Among the records, which lines include "JSON"? List them.
══ Data under study
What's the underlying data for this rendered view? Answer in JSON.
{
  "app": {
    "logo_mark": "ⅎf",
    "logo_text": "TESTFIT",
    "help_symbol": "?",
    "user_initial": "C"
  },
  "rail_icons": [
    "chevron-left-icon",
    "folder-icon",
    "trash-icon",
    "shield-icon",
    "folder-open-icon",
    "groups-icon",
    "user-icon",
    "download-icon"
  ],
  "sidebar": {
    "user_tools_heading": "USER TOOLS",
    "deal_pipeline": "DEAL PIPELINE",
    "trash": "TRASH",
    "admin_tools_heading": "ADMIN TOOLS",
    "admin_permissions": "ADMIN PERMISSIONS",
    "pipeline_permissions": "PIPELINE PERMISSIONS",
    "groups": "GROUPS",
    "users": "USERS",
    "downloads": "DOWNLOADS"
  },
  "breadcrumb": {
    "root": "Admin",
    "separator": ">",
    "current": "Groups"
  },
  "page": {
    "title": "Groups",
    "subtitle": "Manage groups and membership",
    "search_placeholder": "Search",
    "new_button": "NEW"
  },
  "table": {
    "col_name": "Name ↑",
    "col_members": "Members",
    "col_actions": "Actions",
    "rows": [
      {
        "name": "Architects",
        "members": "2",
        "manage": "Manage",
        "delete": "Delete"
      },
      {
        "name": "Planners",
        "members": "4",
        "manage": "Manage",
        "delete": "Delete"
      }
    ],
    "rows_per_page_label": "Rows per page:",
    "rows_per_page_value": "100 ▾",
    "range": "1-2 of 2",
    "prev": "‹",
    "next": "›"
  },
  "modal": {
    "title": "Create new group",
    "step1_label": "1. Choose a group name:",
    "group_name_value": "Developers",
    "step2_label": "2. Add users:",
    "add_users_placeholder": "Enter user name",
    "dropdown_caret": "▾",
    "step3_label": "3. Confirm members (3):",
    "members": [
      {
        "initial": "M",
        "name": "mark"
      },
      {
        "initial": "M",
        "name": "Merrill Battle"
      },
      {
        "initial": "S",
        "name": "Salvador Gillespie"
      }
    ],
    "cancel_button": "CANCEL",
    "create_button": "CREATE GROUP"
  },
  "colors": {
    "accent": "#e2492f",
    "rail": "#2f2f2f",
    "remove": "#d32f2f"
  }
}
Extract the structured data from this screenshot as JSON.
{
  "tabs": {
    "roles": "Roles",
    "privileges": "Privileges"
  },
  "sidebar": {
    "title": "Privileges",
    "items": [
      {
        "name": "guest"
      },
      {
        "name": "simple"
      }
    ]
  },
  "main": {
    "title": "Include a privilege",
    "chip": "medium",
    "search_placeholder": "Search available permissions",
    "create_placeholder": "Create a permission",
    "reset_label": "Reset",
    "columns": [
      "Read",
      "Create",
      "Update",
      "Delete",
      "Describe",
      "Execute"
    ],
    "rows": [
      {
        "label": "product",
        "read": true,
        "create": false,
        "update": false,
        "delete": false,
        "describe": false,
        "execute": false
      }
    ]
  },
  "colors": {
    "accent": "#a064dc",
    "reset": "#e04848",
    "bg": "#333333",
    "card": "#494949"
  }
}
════
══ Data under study
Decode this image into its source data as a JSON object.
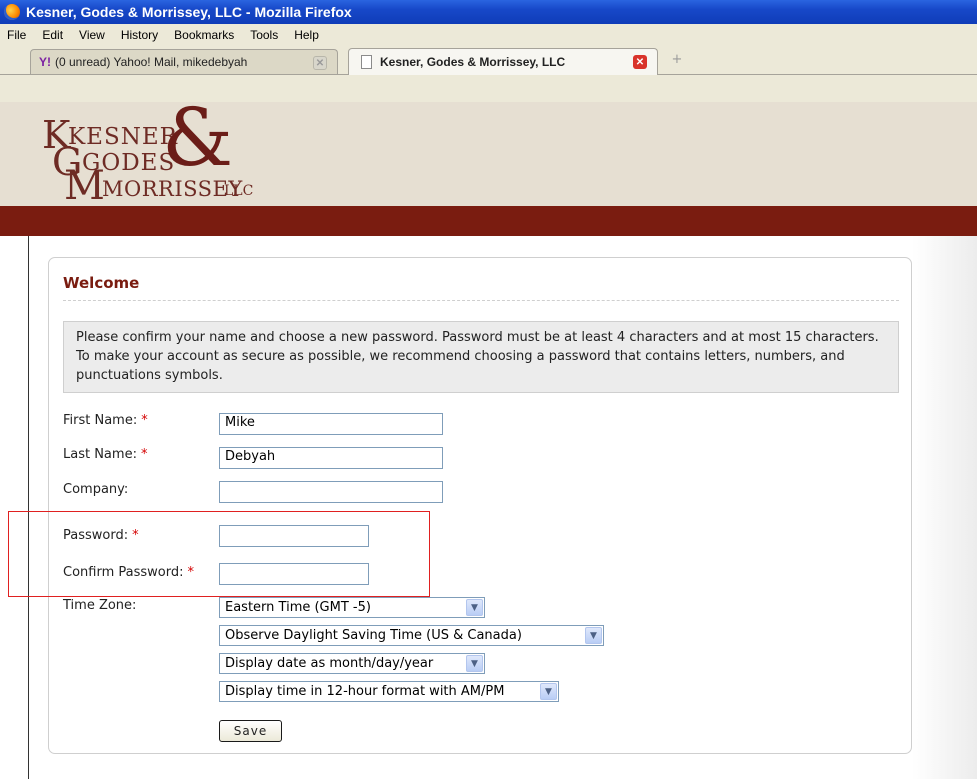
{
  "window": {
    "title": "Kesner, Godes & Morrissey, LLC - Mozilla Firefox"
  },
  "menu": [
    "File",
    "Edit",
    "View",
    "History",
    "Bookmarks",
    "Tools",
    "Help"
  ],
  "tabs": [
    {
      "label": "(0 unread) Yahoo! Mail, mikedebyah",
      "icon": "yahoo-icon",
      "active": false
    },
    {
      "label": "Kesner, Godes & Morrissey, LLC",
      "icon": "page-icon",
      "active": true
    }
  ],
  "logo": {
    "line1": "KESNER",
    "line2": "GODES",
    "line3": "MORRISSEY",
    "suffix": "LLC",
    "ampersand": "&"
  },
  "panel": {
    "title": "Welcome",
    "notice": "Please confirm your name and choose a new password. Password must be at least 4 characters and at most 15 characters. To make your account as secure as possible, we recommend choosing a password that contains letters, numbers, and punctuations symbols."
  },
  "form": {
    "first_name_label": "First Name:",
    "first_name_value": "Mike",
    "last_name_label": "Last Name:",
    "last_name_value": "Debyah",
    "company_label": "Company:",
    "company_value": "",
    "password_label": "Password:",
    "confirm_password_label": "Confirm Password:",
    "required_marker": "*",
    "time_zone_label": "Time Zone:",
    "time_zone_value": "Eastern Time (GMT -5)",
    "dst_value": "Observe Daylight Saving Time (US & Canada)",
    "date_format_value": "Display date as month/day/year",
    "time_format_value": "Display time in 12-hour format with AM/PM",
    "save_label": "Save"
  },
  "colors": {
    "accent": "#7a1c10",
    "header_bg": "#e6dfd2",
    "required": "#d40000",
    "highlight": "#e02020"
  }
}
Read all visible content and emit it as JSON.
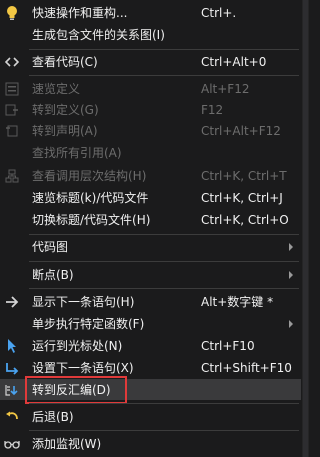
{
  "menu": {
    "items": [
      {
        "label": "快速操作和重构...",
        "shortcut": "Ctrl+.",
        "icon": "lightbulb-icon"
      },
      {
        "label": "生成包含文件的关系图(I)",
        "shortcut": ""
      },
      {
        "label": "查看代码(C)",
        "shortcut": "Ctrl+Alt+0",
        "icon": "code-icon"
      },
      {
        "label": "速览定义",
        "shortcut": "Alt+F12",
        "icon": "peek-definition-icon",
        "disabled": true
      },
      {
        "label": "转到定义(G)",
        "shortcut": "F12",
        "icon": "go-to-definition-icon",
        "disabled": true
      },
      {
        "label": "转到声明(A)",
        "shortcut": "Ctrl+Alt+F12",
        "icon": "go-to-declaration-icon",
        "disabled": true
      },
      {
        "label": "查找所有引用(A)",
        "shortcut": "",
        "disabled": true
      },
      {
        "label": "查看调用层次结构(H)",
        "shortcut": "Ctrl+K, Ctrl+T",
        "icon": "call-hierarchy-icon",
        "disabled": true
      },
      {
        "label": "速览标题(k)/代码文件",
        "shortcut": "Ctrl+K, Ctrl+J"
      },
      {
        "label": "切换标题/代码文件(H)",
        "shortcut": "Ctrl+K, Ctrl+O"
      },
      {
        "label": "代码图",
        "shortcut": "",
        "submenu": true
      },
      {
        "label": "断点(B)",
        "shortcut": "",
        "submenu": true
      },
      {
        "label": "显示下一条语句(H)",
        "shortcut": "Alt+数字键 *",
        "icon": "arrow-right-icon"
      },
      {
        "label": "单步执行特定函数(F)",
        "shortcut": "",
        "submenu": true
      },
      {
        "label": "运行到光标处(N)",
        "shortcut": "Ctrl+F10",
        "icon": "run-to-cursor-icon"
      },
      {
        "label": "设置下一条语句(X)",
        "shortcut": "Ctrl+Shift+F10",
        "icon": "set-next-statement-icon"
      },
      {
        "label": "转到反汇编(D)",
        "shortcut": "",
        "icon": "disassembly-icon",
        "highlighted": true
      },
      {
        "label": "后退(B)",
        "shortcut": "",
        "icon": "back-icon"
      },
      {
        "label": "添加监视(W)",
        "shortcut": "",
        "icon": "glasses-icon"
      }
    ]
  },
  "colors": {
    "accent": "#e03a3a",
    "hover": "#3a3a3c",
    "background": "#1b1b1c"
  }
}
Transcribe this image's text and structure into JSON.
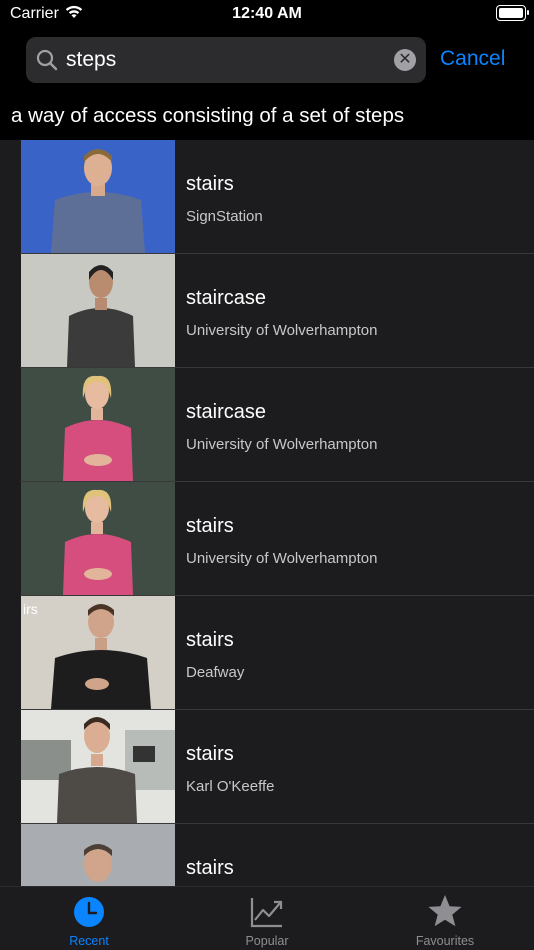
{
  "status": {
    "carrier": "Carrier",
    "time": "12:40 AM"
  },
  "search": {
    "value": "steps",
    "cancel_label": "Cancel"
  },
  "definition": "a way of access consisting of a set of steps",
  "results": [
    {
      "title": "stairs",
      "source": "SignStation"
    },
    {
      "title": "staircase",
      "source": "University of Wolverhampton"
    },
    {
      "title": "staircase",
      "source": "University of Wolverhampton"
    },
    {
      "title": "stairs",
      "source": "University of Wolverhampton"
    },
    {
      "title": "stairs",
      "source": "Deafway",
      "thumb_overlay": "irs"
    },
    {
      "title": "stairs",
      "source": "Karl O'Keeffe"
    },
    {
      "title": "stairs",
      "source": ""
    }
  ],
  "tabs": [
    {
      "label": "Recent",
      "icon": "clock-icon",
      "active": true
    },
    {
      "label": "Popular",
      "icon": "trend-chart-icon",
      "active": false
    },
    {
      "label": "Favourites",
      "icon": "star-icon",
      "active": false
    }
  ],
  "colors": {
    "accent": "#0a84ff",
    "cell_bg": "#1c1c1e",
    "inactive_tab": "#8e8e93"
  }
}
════
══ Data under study
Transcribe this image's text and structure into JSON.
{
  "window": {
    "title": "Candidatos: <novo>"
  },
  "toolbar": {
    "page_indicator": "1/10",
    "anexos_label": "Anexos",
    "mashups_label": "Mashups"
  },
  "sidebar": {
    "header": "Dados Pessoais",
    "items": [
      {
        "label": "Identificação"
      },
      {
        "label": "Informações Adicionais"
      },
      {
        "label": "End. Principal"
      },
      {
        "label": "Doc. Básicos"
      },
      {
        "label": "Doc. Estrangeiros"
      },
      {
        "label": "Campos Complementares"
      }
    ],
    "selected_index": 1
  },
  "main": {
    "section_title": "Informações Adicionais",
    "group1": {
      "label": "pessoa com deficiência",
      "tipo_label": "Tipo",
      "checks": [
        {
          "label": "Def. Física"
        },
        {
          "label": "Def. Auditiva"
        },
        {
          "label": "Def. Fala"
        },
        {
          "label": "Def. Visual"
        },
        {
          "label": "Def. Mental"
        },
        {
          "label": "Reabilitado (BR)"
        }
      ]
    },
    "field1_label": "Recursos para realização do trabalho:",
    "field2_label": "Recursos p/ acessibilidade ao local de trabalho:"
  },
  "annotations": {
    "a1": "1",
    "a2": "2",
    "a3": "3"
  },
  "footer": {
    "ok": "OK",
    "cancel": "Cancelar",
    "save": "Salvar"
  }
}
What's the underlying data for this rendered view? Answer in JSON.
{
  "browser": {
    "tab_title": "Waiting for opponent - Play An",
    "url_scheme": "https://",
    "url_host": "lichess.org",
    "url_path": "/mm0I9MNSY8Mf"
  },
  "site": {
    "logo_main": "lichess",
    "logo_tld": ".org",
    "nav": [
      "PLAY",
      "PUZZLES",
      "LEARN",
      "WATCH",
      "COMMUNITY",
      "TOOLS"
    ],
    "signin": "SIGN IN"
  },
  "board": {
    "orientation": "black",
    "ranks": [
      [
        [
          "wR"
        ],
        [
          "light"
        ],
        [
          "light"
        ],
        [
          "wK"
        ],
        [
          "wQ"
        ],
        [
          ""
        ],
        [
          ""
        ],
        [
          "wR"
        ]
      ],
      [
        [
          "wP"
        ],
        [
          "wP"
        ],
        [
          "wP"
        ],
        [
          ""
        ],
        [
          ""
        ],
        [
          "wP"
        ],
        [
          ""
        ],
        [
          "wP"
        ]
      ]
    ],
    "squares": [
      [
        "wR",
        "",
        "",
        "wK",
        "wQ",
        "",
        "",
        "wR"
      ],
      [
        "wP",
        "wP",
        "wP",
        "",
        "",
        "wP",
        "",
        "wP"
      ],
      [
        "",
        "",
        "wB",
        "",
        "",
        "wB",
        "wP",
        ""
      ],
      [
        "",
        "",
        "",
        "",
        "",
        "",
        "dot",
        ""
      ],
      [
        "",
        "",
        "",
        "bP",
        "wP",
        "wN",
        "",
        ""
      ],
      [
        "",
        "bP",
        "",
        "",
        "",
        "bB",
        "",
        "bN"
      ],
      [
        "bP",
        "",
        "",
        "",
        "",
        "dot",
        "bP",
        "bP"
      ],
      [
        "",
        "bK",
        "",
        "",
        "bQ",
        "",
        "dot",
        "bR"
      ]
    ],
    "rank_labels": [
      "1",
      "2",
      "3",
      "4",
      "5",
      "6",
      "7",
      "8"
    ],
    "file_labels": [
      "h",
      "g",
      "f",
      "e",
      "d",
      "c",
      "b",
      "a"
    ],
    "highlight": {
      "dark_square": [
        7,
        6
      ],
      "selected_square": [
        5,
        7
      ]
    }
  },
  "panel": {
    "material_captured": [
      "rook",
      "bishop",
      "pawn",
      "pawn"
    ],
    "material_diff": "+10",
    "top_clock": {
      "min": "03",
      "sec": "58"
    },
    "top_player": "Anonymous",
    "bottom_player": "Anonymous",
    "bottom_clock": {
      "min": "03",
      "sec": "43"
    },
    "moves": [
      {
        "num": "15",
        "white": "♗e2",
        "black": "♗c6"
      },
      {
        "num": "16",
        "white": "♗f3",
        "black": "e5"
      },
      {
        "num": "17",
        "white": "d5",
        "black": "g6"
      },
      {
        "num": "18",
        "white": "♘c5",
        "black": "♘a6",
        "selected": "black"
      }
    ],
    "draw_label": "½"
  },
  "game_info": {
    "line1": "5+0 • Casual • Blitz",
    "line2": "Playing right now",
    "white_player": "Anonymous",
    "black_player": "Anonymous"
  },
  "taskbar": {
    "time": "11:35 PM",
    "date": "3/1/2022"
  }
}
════
Response to the exercise:
What's the underlying data for this rendered view? Answer in JSON.
Extract the structured data from this screenshot as JSON.
Decode this image into its source data as a JSON object.
Read all visible content and emit it as JSON.
Transcribe this image's text and structure into JSON.
Transcribe this image's text and structure into JSON.
What's the underlying data for this rendered view? Answer in JSON.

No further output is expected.